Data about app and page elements
————

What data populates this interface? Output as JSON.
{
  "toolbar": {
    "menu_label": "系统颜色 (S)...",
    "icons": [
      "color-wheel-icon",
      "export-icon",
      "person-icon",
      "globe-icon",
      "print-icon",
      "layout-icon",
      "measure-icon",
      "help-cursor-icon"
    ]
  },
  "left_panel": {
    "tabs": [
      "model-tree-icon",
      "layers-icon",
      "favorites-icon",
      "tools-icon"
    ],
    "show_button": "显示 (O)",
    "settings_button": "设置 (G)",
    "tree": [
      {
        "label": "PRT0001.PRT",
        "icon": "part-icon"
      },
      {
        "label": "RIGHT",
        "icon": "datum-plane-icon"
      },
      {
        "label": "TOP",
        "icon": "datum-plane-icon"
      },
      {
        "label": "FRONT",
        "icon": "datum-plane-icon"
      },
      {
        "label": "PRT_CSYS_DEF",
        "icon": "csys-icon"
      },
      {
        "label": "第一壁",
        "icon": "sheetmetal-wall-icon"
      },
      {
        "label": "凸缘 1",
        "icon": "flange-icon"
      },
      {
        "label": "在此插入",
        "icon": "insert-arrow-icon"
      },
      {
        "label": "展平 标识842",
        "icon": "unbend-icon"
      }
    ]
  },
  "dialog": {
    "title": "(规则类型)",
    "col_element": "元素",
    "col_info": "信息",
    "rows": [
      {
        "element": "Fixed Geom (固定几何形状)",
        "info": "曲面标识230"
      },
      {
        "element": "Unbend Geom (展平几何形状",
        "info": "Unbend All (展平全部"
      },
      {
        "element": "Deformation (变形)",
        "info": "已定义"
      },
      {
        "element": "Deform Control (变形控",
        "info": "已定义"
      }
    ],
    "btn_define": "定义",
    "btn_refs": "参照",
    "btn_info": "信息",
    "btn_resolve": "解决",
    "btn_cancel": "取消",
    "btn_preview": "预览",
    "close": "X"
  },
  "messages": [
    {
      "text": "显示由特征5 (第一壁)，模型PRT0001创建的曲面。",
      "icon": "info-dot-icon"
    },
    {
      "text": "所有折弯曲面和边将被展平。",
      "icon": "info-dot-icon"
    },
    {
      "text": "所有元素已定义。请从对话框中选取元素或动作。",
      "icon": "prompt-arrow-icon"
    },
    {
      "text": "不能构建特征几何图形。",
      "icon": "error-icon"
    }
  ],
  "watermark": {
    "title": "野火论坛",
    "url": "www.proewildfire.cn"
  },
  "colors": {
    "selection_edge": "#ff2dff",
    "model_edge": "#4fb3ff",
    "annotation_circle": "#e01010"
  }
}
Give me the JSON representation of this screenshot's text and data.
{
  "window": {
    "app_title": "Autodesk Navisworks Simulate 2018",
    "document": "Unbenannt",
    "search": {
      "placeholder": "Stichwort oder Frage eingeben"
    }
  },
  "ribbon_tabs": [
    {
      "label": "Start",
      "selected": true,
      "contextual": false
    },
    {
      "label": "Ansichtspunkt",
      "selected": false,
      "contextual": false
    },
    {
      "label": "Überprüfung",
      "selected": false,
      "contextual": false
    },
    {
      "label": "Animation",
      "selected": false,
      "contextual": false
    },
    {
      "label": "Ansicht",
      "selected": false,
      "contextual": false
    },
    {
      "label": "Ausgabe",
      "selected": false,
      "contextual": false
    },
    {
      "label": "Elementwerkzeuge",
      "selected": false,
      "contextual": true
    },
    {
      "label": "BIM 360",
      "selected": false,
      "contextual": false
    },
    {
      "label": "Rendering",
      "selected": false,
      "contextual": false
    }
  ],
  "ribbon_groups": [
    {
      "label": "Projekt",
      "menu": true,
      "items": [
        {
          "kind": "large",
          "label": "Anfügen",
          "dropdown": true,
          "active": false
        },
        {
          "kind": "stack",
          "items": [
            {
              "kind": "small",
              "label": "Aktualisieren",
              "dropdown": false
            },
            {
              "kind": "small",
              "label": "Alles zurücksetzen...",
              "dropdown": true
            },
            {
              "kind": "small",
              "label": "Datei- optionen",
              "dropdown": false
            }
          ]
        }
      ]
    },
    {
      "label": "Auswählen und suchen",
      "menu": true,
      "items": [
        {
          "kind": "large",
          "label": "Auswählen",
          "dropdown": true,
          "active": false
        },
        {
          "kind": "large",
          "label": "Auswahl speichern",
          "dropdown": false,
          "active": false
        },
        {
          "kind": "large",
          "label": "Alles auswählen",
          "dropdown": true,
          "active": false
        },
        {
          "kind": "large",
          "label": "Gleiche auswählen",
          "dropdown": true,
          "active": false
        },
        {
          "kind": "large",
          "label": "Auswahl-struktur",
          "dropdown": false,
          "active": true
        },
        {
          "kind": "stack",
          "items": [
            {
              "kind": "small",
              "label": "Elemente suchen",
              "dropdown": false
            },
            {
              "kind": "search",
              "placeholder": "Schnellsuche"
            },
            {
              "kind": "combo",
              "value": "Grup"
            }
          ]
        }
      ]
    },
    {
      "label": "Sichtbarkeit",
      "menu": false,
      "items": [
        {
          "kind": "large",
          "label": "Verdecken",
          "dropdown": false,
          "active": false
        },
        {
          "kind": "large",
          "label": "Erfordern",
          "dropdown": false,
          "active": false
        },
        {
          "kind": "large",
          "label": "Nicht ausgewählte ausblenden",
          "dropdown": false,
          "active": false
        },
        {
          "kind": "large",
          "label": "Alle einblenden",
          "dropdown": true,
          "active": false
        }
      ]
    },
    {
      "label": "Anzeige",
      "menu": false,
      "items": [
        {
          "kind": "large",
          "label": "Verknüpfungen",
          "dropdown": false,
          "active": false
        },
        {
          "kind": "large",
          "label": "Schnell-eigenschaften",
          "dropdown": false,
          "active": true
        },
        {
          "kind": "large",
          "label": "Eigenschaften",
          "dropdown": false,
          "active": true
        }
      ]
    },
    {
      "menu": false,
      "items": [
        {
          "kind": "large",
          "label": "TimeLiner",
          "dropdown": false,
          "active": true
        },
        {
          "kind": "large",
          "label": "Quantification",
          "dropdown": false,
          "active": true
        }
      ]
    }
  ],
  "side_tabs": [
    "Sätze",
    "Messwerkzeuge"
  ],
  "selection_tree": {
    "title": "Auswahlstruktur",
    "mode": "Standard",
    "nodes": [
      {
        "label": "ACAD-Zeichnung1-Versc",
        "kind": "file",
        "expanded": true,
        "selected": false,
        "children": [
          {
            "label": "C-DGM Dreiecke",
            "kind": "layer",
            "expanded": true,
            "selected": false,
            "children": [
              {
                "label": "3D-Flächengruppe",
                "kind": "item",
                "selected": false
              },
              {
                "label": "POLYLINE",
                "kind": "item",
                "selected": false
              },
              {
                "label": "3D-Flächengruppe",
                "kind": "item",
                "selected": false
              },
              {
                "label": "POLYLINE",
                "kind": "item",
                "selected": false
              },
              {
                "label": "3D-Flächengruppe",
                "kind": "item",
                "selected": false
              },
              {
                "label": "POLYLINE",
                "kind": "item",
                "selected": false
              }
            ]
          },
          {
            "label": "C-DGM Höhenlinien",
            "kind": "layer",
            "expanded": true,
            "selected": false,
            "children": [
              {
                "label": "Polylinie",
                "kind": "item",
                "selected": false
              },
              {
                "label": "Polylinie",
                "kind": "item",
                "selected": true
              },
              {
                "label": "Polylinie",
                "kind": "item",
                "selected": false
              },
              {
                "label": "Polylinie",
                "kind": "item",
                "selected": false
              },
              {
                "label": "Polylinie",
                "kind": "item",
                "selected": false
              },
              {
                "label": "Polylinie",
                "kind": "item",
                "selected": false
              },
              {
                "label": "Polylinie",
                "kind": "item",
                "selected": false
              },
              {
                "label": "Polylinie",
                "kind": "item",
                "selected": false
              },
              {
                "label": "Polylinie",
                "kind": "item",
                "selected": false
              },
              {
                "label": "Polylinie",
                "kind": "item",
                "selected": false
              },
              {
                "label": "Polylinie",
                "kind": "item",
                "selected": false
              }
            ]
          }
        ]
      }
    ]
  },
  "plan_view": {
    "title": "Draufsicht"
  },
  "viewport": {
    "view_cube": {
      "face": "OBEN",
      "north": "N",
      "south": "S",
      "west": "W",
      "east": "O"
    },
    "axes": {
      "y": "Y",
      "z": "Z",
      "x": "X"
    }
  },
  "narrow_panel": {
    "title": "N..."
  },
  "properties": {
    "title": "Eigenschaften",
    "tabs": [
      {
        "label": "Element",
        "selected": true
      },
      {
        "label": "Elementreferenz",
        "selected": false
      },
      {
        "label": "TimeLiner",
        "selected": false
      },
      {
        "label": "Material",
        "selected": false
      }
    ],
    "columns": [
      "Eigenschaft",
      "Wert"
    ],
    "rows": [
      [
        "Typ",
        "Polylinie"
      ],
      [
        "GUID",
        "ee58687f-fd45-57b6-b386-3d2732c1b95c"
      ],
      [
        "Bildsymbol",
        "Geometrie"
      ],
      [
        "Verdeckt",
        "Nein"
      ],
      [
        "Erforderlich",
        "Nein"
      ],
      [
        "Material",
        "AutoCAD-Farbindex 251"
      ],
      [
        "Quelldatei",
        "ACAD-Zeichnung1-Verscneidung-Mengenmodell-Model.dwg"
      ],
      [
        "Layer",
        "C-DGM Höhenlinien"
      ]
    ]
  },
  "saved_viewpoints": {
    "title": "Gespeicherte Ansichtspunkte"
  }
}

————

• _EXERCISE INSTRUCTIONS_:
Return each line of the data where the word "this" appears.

• _EXERCISE RESULT_:
What data populates this interface? Output as JSON.
Give me the JSON representation of this screenshot's text and data.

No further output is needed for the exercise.